[Stored items from a collection]

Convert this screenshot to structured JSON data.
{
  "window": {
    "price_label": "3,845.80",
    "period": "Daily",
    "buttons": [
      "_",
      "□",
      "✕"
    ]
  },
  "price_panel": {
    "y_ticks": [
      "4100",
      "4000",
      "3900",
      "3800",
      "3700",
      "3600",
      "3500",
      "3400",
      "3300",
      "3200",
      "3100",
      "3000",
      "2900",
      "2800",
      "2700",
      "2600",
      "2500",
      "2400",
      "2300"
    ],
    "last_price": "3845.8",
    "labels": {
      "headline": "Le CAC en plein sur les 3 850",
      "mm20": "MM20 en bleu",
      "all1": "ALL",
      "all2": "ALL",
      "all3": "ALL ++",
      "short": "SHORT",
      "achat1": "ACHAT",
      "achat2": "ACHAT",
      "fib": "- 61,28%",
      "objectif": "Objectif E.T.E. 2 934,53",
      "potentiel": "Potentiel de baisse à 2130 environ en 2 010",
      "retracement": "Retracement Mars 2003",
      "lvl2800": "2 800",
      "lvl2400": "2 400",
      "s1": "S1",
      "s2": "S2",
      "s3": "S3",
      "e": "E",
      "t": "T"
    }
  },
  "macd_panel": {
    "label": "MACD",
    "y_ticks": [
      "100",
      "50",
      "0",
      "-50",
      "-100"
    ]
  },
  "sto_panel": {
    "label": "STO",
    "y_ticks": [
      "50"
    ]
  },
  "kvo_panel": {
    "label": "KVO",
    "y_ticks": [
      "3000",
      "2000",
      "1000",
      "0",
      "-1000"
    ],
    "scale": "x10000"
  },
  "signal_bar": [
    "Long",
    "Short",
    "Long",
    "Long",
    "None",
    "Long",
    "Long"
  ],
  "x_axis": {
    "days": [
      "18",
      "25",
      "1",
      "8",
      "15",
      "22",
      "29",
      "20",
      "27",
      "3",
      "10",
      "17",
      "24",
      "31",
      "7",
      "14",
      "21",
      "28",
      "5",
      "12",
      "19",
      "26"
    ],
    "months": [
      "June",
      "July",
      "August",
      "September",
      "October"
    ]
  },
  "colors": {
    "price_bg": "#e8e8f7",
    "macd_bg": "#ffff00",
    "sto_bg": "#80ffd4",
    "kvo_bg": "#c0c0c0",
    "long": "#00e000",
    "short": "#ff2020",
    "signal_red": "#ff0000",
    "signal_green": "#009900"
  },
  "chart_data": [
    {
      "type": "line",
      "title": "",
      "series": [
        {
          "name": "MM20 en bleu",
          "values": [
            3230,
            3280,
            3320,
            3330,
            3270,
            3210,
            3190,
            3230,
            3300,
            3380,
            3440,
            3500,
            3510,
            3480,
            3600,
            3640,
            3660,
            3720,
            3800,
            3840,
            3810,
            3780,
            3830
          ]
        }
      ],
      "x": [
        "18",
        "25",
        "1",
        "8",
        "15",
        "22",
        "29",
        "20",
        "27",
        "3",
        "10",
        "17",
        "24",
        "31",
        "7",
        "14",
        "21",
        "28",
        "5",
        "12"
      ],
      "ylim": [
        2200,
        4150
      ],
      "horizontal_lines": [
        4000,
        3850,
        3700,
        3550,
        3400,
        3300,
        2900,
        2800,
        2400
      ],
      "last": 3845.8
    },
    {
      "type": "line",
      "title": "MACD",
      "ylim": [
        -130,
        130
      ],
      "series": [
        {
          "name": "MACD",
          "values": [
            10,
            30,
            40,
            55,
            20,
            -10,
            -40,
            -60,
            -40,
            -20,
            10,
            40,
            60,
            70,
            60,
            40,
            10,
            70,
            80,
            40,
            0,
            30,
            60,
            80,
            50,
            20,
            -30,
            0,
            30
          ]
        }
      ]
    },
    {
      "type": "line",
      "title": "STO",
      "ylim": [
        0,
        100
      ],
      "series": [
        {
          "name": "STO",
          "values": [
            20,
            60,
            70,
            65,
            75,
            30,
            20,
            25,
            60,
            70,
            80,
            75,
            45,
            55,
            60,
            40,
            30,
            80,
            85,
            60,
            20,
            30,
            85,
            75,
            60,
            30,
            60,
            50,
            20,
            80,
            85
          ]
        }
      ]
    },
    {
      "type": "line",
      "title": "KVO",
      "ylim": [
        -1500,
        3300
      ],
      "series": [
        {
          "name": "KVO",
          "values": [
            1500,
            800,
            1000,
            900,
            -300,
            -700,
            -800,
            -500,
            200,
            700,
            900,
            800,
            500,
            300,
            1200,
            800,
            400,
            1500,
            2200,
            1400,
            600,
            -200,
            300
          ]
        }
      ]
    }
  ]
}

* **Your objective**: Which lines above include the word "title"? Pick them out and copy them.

* **Answer section**:
      "title": "",
      "title": "MACD",
      "title": "STO",
      "title": "KVO",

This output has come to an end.